#### Data for processing ####

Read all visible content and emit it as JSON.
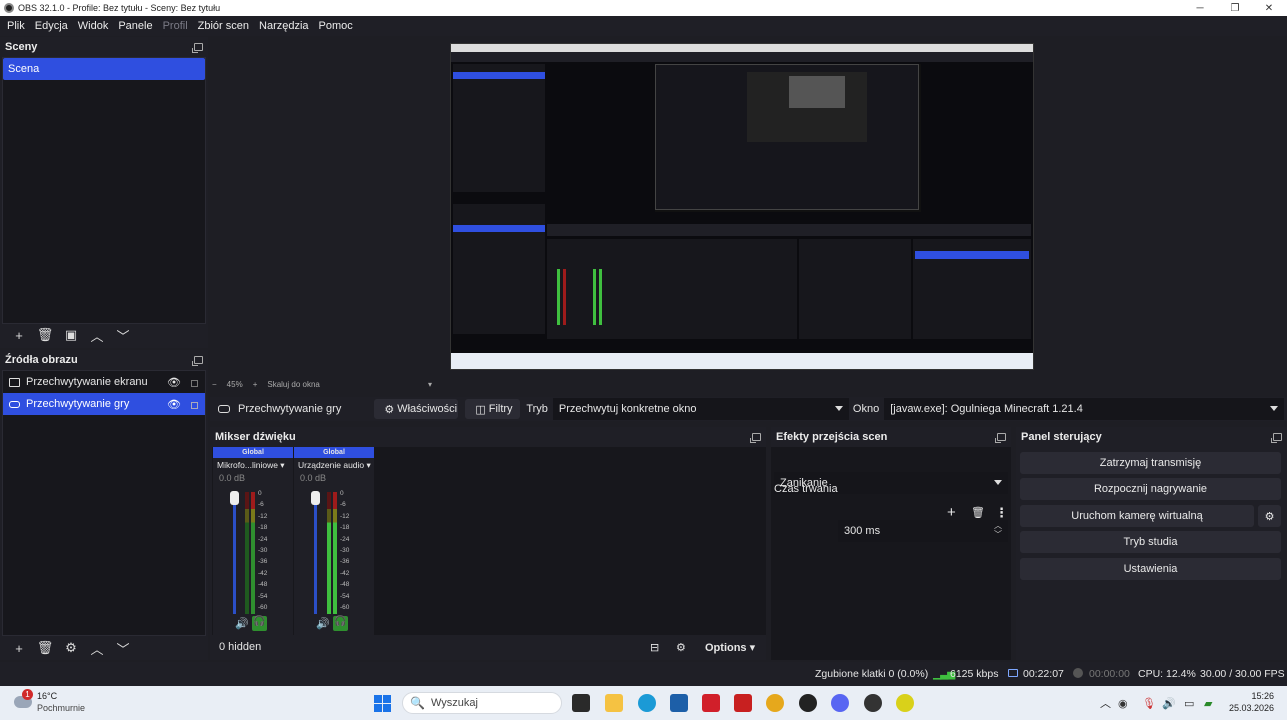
{
  "window": {
    "title": "OBS 32.1.0 - Profile: Bez tytułu - Sceny: Bez tytułu"
  },
  "menu": [
    "Plik",
    "Edycja",
    "Widok",
    "Panele",
    "Profil",
    "Zbiór scen",
    "Narzędzia",
    "Pomoc"
  ],
  "scenes": {
    "title": "Sceny",
    "items": [
      "Scena"
    ]
  },
  "sources": {
    "title": "Źródła obrazu",
    "items": [
      "Przechwytywanie ekranu",
      "Przechwytywanie gry"
    ]
  },
  "context": {
    "source_name": "Przechwytywanie gry",
    "properties_label": "Właściwości",
    "filters_label": "Filtry",
    "mode_label": "Tryb",
    "mode_value": "Przechwytuj konkretne okno",
    "window_label": "Okno",
    "window_value": "[javaw.exe]: Ogulniega Minecraft 1.21.4"
  },
  "preview": {
    "zoom": "45%",
    "zoom_option": "Skaluj do okna"
  },
  "mixer": {
    "title": "Mikser dźwięku",
    "channels": [
      {
        "badge": "Global",
        "name": "Mikrofo...liniowe",
        "db": "0.0 dB"
      },
      {
        "badge": "Global",
        "name": "Urządzenie audio",
        "db": "0.0 dB"
      }
    ],
    "scale": [
      "0",
      "-6",
      "-12",
      "-18",
      "-24",
      "-30",
      "-36",
      "-42",
      "-48",
      "-54",
      "-60"
    ],
    "hidden": "0 hidden",
    "options": "Options"
  },
  "transitions": {
    "title": "Efekty przejścia scen",
    "type": "Zanikanie",
    "duration_label": "Czas trwania",
    "duration_value": "300 ms"
  },
  "controls": {
    "title": "Panel sterujący",
    "stop_stream": "Zatrzymaj transmisję",
    "start_record": "Rozpocznij nagrywanie",
    "virtual_cam": "Uruchom kamerę wirtualną",
    "studio": "Tryb studia",
    "settings": "Ustawienia"
  },
  "status": {
    "dropped": "Zgubione klatki 0 (0.0%)",
    "bitrate": "6125 kbps",
    "stream_time": "00:22:07",
    "rec_time": "00:00:00",
    "cpu": "CPU: 12.4%",
    "fps": "30.00 / 30.00 FPS"
  },
  "taskbar": {
    "weather_temp": "16°C",
    "weather_desc": "Pochmurnie",
    "weather_badge": "1",
    "search": "Wyszukaj",
    "time": "15:26",
    "date": "25.03.2026"
  },
  "colors": {
    "accent": "#2f4fe0",
    "panel": "#1f1f26",
    "meter_green": "#3fbf3f",
    "meter_red": "#9e1b1b"
  }
}
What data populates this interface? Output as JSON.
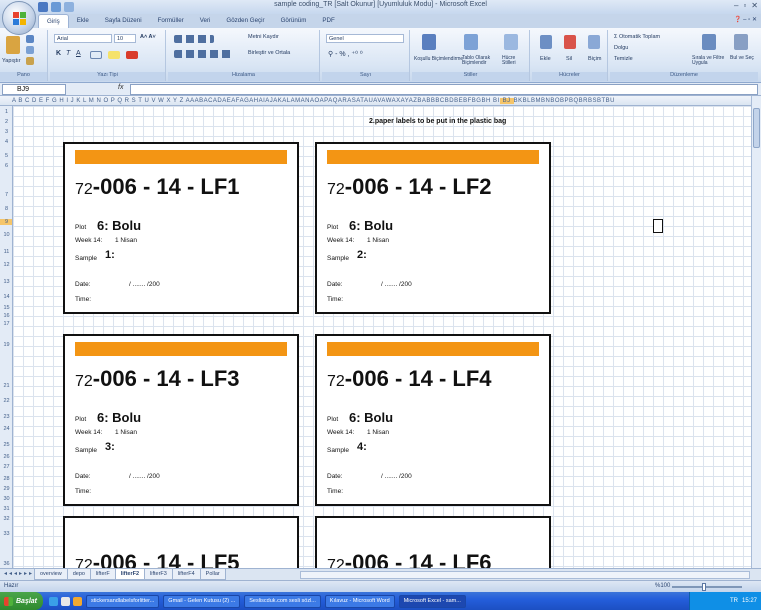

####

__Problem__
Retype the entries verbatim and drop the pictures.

__Answer section__
Read all visible content and emit it as JSON.
{
  "window": {
    "title": "OBS 32.1.0 - Profile: Bez tytułu - Sceny: Bez tytułu"
  },
  "menu": [
    "Plik",
    "Edycja",
    "Widok",
    "Panele",
    "Profil",
    "Zbiór scen",
    "Narzędzia",
    "Pomoc"
  ],
  "scenes": {
    "title": "Sceny",
    "items": [
      "Scena"
    ]
  },
  "sources": {
    "title": "Źródła obrazu",
    "items": [
      "Przechwytywanie ekranu",
      "Przechwytywanie gry"
    ]
  },
  "context": {
    "source_name": "Przechwytywanie gry",
    "properties_label": "Właściwości",
    "filters_label": "Filtry",
    "mode_label": "Tryb",
    "mode_value": "Przechwytuj konkretne okno",
    "window_label": "Okno",
    "window_value": "[javaw.exe]: Ogulniega Minecraft 1.21.4"
  },
  "preview": {
    "zoom": "45%",
    "zoom_option": "Skaluj do okna"
  },
  "mixer": {
    "title": "Mikser dźwięku",
    "channels": [
      {
        "badge": "Global",
        "name": "Mikrofo...liniowe",
        "db": "0.0 dB"
      },
      {
        "badge": "Global",
        "name": "Urządzenie audio",
        "db": "0.0 dB"
      }
    ],
    "scale": [
      "0",
      "-6",
      "-12",
      "-18",
      "-24",
      "-30",
      "-36",
      "-42",
      "-48",
      "-54",
      "-60"
    ],
    "hidden": "0 hidden",
    "options": "Options"
  },
  "transitions": {
    "title": "Efekty przejścia scen",
    "type": "Zanikanie",
    "duration_label": "Czas trwania",
    "duration_value": "300 ms"
  },
  "controls": {
    "title": "Panel sterujący",
    "stop_stream": "Zatrzymaj transmisję",
    "start_record": "Rozpocznij nagrywanie",
    "virtual_cam": "Uruchom kamerę wirtualną",
    "studio": "Tryb studia",
    "settings": "Ustawienia"
  },
  "status": {
    "dropped": "Zgubione klatki 0 (0.0%)",
    "bitrate": "6125 kbps",
    "stream_time": "00:22:07",
    "rec_time": "00:00:00",
    "cpu": "CPU: 12.4%",
    "fps": "30.00 / 30.00 FPS"
  },
  "taskbar": {
    "weather_temp": "16°C",
    "weather_desc": "Pochmurnie",
    "weather_badge": "1",
    "search": "Wyszukaj",
    "time": "15:26",
    "date": "25.03.2026"
  },
  "colors": {
    "accent": "#2f4fe0",
    "panel": "#1f1f26",
    "meter_green": "#3fbf3f",
    "meter_red": "#9e1b1b"
  }
}
What data populates this interface? Output as JSON.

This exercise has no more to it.